What you need to do: To complete this task, print all the data below exactly but leave out the images.
(Beginning of Data)
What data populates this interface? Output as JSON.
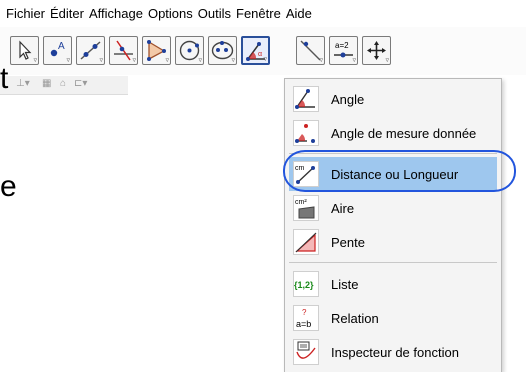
{
  "menubar": {
    "items": [
      "Fichier",
      "Éditer",
      "Affichage",
      "Options",
      "Outils",
      "Fenêtre",
      "Aide"
    ]
  },
  "toolbar": {
    "tools": [
      {
        "name": "move-tool-button",
        "icon": "cursor-arrow-icon"
      },
      {
        "name": "point-tool-button",
        "icon": "point-A-icon"
      },
      {
        "name": "line-tool-button",
        "icon": "line-icon"
      },
      {
        "name": "perpendicular-tool-button",
        "icon": "perpendicular-icon"
      },
      {
        "name": "polygon-tool-button",
        "icon": "polygon-icon"
      },
      {
        "name": "circle-tool-button",
        "icon": "circle-icon"
      },
      {
        "name": "conic-tool-button",
        "icon": "ellipse-icon"
      },
      {
        "name": "angle-tool-button",
        "icon": "angle-icon",
        "selected": true
      },
      {
        "name": "reflect-tool-button",
        "icon": "reflect-icon"
      },
      {
        "name": "slider-tool-button",
        "icon": "slider-icon",
        "text": "a=2"
      },
      {
        "name": "move-view-tool-button",
        "icon": "move-graphics-view-icon"
      }
    ]
  },
  "fragments": {
    "t": "t",
    "e": "e"
  },
  "dropdown": {
    "items": [
      {
        "label": "Angle",
        "icon": "angle-icon"
      },
      {
        "label": "Angle de mesure donnée",
        "icon": "angle-given-size-icon"
      },
      {
        "label": "Distance ou Longueur",
        "icon": "distance-length-icon",
        "icon_text": "cm",
        "highlighted": true
      },
      {
        "label": "Aire",
        "icon": "area-icon",
        "icon_text": "cm²"
      },
      {
        "label": "Pente",
        "icon": "slope-icon"
      },
      {
        "label": "Liste",
        "icon": "list-icon",
        "icon_text": "{1,2}"
      },
      {
        "label": "Relation",
        "icon": "relation-icon",
        "icon_text": "a=b"
      },
      {
        "label": "Inspecteur de fonction",
        "icon": "function-inspector-icon"
      }
    ]
  },
  "colors": {
    "highlight": "#9ec7ee",
    "annotation": "#2255dd",
    "accent_blue": "#1e3f9a",
    "accent_red": "#cc2222",
    "list_green": "#1a8a1a"
  }
}
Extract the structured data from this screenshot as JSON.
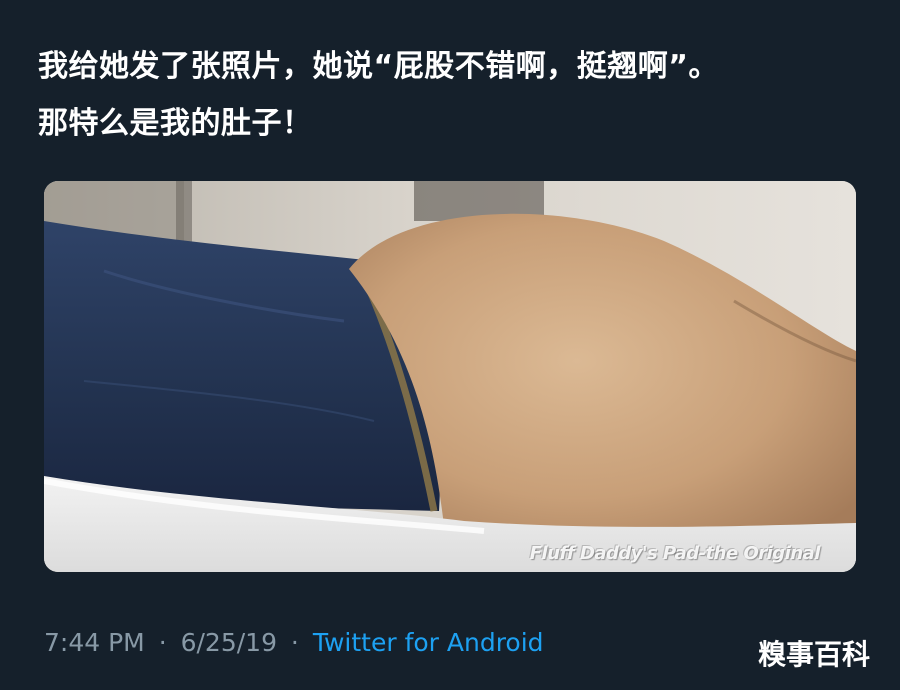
{
  "tweet": {
    "text_line_1": "我给她发了张照片，她说“屁股不错啊，挺翘啊”。",
    "text_line_2": "那特么是我的肚子！",
    "time": "7:44 PM",
    "separator_1": "·",
    "date": "6/25/19",
    "separator_2": "·",
    "source": "Twitter for Android"
  },
  "media": {
    "watermark": "Fluff Daddy's Pad-the Original"
  },
  "logo": {
    "text": "糗事百科"
  },
  "colors": {
    "background": "#15202b",
    "text": "#ffffff",
    "meta": "#8899a6",
    "link": "#1da1f2"
  }
}
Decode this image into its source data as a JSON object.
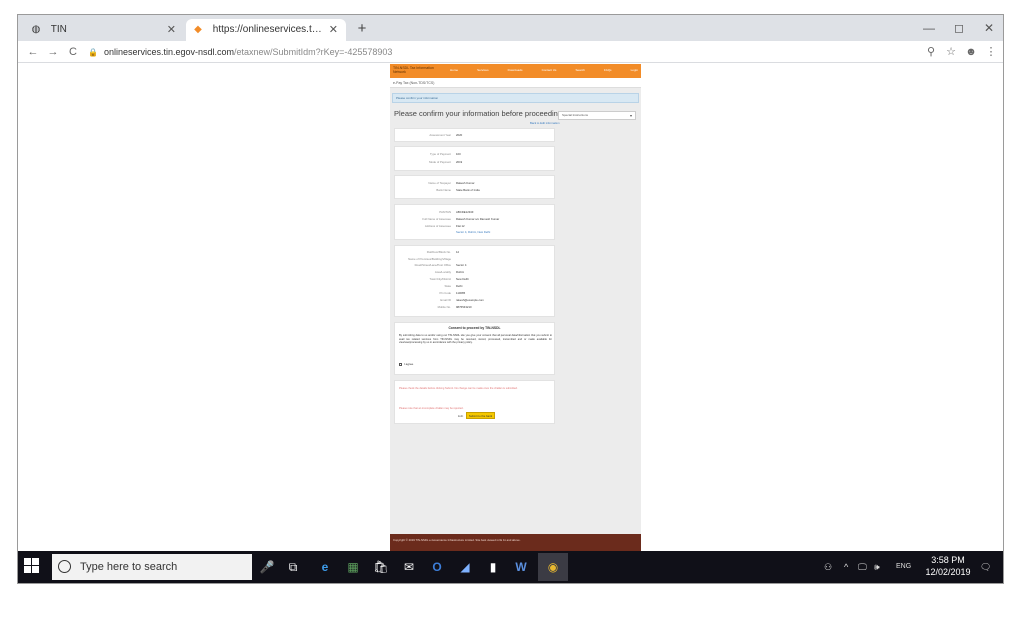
{
  "browser": {
    "tabs": [
      {
        "label": "TIN",
        "icon": "globe-icon"
      },
      {
        "label": "https://onlineservices.tin.egov-n",
        "icon": "nsdl-favicon"
      }
    ],
    "new_tab": "+",
    "window_controls": {
      "minimize": "—",
      "maximize": "◻",
      "close": "✕"
    },
    "nav": {
      "back": "←",
      "forward": "→",
      "reload": "C"
    },
    "address": {
      "host": "onlineservices.tin.egov-nsdl.com",
      "path": "/etaxnew/SubmitIdm?rKey=-425578903"
    },
    "toolbar_icons": {
      "zoom": "⚲",
      "star": "☆",
      "account": "☻",
      "menu": "⋮"
    }
  },
  "page": {
    "header": {
      "logo": "TIN-NSDL Tax Information Network",
      "nav": [
        "Home",
        "Services",
        "Downloads",
        "Contact Us",
        "Search",
        "FAQs",
        "Login"
      ]
    },
    "breadcrumb": "e-Pay Tax (Non-TDS/TCS)",
    "note": "Please confirm your information",
    "heading": "Please confirm your information before proceeding",
    "subnote": "Back to Edit information",
    "side_select": {
      "label": "Special Instructions",
      "arrow": "▾"
    },
    "card1": [
      {
        "label": "Assessment Year",
        "value": "2020"
      }
    ],
    "card2": [
      {
        "label": "Type of Payment",
        "value": "100"
      },
      {
        "label": "Mode of Payment",
        "value": "2019"
      }
    ],
    "card3": [
      {
        "label": "Name of Taxpayer",
        "value": "Rakesh Kumar"
      },
      {
        "label": "Bank Name",
        "value": "State Bank of India"
      }
    ],
    "card4": [
      {
        "label": "PAN/TAN",
        "value": "ABCDE1234F"
      },
      {
        "label": "Full Name of Assessee",
        "value": "Rakesh Kumar s/o Ramesh Kumar"
      },
      {
        "label": "Address of Assessee",
        "value": "Flat 12"
      },
      {
        "label": "",
        "value": "Sector 4, Rohini, New Delhi"
      }
    ],
    "card5": [
      {
        "label": "Flat/Door/Block No.",
        "value": "12"
      },
      {
        "label": "Name of Premises/Building/Village",
        "value": ""
      },
      {
        "label": "Road/Street/Lane/Post Office",
        "value": "Sector 4"
      },
      {
        "label": "Area/Locality",
        "value": "Rohini"
      },
      {
        "label": "Town/City/District",
        "value": "New Delhi"
      },
      {
        "label": "State",
        "value": "Delhi"
      },
      {
        "label": "Pin Code",
        "value": "110085"
      },
      {
        "label": "Email ID",
        "value": "rakesh@example.com"
      },
      {
        "label": "Mobile No.",
        "value": "9876543210"
      }
    ],
    "consent": {
      "title": "Consent to proceed by TIN-NSDL",
      "text": "By submitting data to us and/or using our TIN-NSDL site you give your consent that all personal data/information that you submit to avail tax related services from TIN-NSDL may be received, stored, processed, transmitted and or made available for view/use/processing by us in accordance with the privacy policy.",
      "agree": "I agree"
    },
    "warning": {
      "text": "Please check the details before clicking Submit. No change can be made once the challan is submitted.",
      "note": "Please note that an incomplete challan may be rejected.",
      "back": "Edit",
      "submit": "Submit to the bank"
    },
    "footer": "Copyright © 2019 TIN-NSDL e-Governance Infrastructure Limited. Site best viewed in IE 11 and above."
  },
  "taskbar": {
    "search_placeholder": "Type here to search",
    "apps": [
      "🎤",
      "⧉",
      "e",
      "▦",
      "🛍",
      "✉",
      "O",
      "◢",
      "▮",
      "W",
      "◉"
    ],
    "tray": {
      "people": "⚇",
      "chevron": "^",
      "network": "🖵",
      "sound": "🕪",
      "lang": "ENG",
      "notification": "🗨"
    },
    "time": "3:58 PM",
    "date": "12/02/2019"
  }
}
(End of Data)
Written solution:
What data populates this interface? Output as JSON.
{
  "menubar": {
    "items": [
      "Fichier",
      "Éditer",
      "Affichage",
      "Options",
      "Outils",
      "Fenêtre",
      "Aide"
    ]
  },
  "toolbar": {
    "tools": [
      {
        "name": "move-tool-button",
        "icon": "cursor-arrow-icon"
      },
      {
        "name": "point-tool-button",
        "icon": "point-A-icon"
      },
      {
        "name": "line-tool-button",
        "icon": "line-icon"
      },
      {
        "name": "perpendicular-tool-button",
        "icon": "perpendicular-icon"
      },
      {
        "name": "polygon-tool-button",
        "icon": "polygon-icon"
      },
      {
        "name": "circle-tool-button",
        "icon": "circle-icon"
      },
      {
        "name": "conic-tool-button",
        "icon": "ellipse-icon"
      },
      {
        "name": "angle-tool-button",
        "icon": "angle-icon",
        "selected": true
      },
      {
        "name": "reflect-tool-button",
        "icon": "reflect-icon"
      },
      {
        "name": "slider-tool-button",
        "icon": "slider-icon",
        "text": "a=2"
      },
      {
        "name": "move-view-tool-button",
        "icon": "move-graphics-view-icon"
      }
    ]
  },
  "fragments": {
    "t": "t",
    "e": "e"
  },
  "dropdown": {
    "items": [
      {
        "label": "Angle",
        "icon": "angle-icon"
      },
      {
        "label": "Angle de mesure donnée",
        "icon": "angle-given-size-icon"
      },
      {
        "label": "Distance ou Longueur",
        "icon": "distance-length-icon",
        "icon_text": "cm",
        "highlighted": true
      },
      {
        "label": "Aire",
        "icon": "area-icon",
        "icon_text": "cm²"
      },
      {
        "label": "Pente",
        "icon": "slope-icon"
      },
      {
        "label": "Liste",
        "icon": "list-icon",
        "icon_text": "{1,2}"
      },
      {
        "label": "Relation",
        "icon": "relation-icon",
        "icon_text": "a=b"
      },
      {
        "label": "Inspecteur de fonction",
        "icon": "function-inspector-icon"
      }
    ]
  },
  "colors": {
    "highlight": "#9ec7ee",
    "annotation": "#2255dd",
    "accent_blue": "#1e3f9a",
    "accent_red": "#cc2222",
    "list_green": "#1a8a1a"
  }
}
Extract the structured data from this screenshot as JSON.
{
  "tweet": {
    "text_line_1": "我给她发了张照片，她说“屁股不错啊，挺翘啊”。",
    "text_line_2": "那特么是我的肚子！",
    "time": "7:44 PM",
    "separator_1": "·",
    "date": "6/25/19",
    "separator_2": "·",
    "source": "Twitter for Android"
  },
  "media": {
    "watermark": "Fluff Daddy's Pad-the Original"
  },
  "logo": {
    "text": "糗事百科"
  },
  "colors": {
    "background": "#15202b",
    "text": "#ffffff",
    "meta": "#8899a6",
    "link": "#1da1f2"
  }
}
Decode this image into its source data as a JSON object.
{
  "browser": {
    "tabs": [
      {
        "label": "TIN",
        "icon": "globe-icon"
      },
      {
        "label": "https://onlineservices.tin.egov-n",
        "icon": "nsdl-favicon"
      }
    ],
    "new_tab": "+",
    "window_controls": {
      "minimize": "—",
      "maximize": "◻",
      "close": "✕"
    },
    "nav": {
      "back": "←",
      "forward": "→",
      "reload": "C"
    },
    "address": {
      "host": "onlineservices.tin.egov-nsdl.com",
      "path": "/etaxnew/SubmitIdm?rKey=-425578903"
    },
    "toolbar_icons": {
      "zoom": "⚲",
      "star": "☆",
      "account": "☻",
      "menu": "⋮"
    }
  },
  "page": {
    "header": {
      "logo": "TIN-NSDL Tax Information Network",
      "nav": [
        "Home",
        "Services",
        "Downloads",
        "Contact Us",
        "Search",
        "FAQs",
        "Login"
      ]
    },
    "breadcrumb": "e-Pay Tax (Non-TDS/TCS)",
    "note": "Please confirm your information",
    "heading": "Please confirm your information before proceeding",
    "subnote": "Back to Edit information",
    "side_select": {
      "label": "Special Instructions",
      "arrow": "▾"
    },
    "card1": [
      {
        "label": "Assessment Year",
        "value": "2020"
      }
    ],
    "card2": [
      {
        "label": "Type of Payment",
        "value": "100"
      },
      {
        "label": "Mode of Payment",
        "value": "2019"
      }
    ],
    "card3": [
      {
        "label": "Name of Taxpayer",
        "value": "Rakesh Kumar"
      },
      {
        "label": "Bank Name",
        "value": "State Bank of India"
      }
    ],
    "card4": [
      {
        "label": "PAN/TAN",
        "value": "ABCDE1234F"
      },
      {
        "label": "Full Name of Assessee",
        "value": "Rakesh Kumar s/o Ramesh Kumar"
      },
      {
        "label": "Address of Assessee",
        "value": "Flat 12"
      },
      {
        "label": "",
        "value": "Sector 4, Rohini, New Delhi"
      }
    ],
    "card5": [
      {
        "label": "Flat/Door/Block No.",
        "value": "12"
      },
      {
        "label": "Name of Premises/Building/Village",
        "value": ""
      },
      {
        "label": "Road/Street/Lane/Post Office",
        "value": "Sector 4"
      },
      {
        "label": "Area/Locality",
        "value": "Rohini"
      },
      {
        "label": "Town/City/District",
        "value": "New Delhi"
      },
      {
        "label": "State",
        "value": "Delhi"
      },
      {
        "label": "Pin Code",
        "value": "110085"
      },
      {
        "label": "Email ID",
        "value": "rakesh@example.com"
      },
      {
        "label": "Mobile No.",
        "value": "9876543210"
      }
    ],
    "consent": {
      "title": "Consent to proceed by TIN-NSDL",
      "text": "By submitting data to us and/or using our TIN-NSDL site you give your consent that all personal data/information that you submit to avail tax related services from TIN-NSDL may be received, stored, processed, transmitted and or made available for view/use/processing by us in accordance with the privacy policy.",
      "agree": "I agree"
    },
    "warning": {
      "text": "Please check the details before clicking Submit. No change can be made once the challan is submitted.",
      "note": "Please note that an incomplete challan may be rejected.",
      "back": "Edit",
      "submit": "Submit to the bank"
    },
    "footer": "Copyright © 2019 TIN-NSDL e-Governance Infrastructure Limited. Site best viewed in IE 11 and above."
  },
  "taskbar": {
    "search_placeholder": "Type here to search",
    "apps": [
      "🎤",
      "⧉",
      "e",
      "▦",
      "🛍",
      "✉",
      "O",
      "◢",
      "▮",
      "W",
      "◉"
    ],
    "tray": {
      "people": "⚇",
      "chevron": "^",
      "network": "🖵",
      "sound": "🕪",
      "lang": "ENG",
      "notification": "🗨"
    },
    "time": "3:58 PM",
    "date": "12/02/2019"
  }
}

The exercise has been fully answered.